WASHINGTON -- The U.S. State Department issued a statement Friday decrying "challenges" to press freedom in the Americas and a department spokesman identified Venezuela's leftist government as one of the offenders.
After announcing at the daily press briefing that the statement on freedom of expression in the hemisphere would be forthcoming, spokesman Philip Crowley was asked by a reporter if recent events in Venezuela had motivated the department to speak out.
"I think there are a number of countries recently that have taken aggressive actions to intimidate, threaten, attack press," Crowley replied. "Venezuela is one of them, but is certainly not the only one."
His comments came hours after Venezuelan President Hugo Chavez warned opposition network Globovision that it would lose its broadcasting license if it did not abandon what he described as an editorial line promoting violence.
He accused the network of "poisoning the minds" of its audience.
"We call on all governments in the region to reaffirm and abide by their commitments under the Universal Declaration of Human Rights, the American Declaration, and the Inter-American Democratic Charter, to take steps to uphold the human right of freedom of expression, and to protect the press from intimidation and violence," the State Department said in its communique.
The statement expressed concern "about recent steps by some in the region to challenge freedoms of speech and independent press."
"Many of these challenges come from governments that are reluctant to accept the criticisms posed by independent media. Others come from drug trafficking organizations, cartels, and other non-state actors trying to stop the press from highlighting their illegal activities," the department said.
Two years ago, the Chavez administration declined to renew the broadcasting license of another anti-government television station, RCTV, which now operates via cable and satellite.
Chavez accused RCTV of supporting a short-lived coup that briefly removed him from office in April 2002 and of carrying out subsequent "brutal campaigns" against his government.
The removal of RCTV from the airwaves sparked a wave of demonstrations in Venezuela both for and against the move. Lawmakers in Latin America, Europe and the United States voiced disapproval while press freedom and human rights organizations likewise condemned the measure.
Two other large private television networks in Venezuela - Venevision, owned by magnate Gustavo Cisneros, and Televen - chose to tone down their criticism of the government after Chavez handily defeated a move to recall him in an August 2004 referendum.

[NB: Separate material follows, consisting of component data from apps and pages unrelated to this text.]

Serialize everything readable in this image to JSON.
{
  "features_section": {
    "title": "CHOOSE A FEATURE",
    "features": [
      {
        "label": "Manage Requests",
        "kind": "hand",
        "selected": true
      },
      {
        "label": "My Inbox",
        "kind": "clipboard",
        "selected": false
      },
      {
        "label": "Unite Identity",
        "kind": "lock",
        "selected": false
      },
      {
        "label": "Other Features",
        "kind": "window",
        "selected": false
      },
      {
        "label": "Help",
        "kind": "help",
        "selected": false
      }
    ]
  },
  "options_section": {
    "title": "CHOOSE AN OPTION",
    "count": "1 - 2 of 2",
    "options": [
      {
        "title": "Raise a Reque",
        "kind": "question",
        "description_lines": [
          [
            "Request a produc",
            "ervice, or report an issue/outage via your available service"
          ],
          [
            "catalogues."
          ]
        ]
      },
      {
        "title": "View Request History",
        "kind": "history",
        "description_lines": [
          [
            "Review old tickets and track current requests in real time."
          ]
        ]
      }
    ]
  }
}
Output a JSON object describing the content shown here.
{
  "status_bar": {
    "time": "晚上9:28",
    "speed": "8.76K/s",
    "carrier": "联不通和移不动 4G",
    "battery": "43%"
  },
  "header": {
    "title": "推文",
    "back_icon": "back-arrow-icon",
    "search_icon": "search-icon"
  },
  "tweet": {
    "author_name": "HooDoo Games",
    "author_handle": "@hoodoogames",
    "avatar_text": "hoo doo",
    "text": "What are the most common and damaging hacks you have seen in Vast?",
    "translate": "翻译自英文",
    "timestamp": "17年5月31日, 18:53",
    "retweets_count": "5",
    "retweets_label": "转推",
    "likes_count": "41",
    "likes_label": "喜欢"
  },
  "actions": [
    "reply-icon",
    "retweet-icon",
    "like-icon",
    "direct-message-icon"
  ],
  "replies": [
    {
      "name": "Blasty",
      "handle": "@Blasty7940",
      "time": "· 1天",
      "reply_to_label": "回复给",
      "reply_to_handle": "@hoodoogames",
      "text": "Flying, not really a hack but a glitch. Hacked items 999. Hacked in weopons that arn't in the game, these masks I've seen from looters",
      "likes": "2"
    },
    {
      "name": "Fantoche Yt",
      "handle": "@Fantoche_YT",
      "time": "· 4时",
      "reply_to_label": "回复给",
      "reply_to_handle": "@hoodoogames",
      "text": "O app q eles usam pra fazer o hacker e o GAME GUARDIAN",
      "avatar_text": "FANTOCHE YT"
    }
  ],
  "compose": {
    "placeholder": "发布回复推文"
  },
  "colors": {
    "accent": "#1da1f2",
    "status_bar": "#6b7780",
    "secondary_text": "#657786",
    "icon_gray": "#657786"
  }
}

The fiery socialist, who took office in 1999, won re-election in 2006 and plans to run again in 2012, thanks to a constitutional amendment eliminating term limits for elected officials.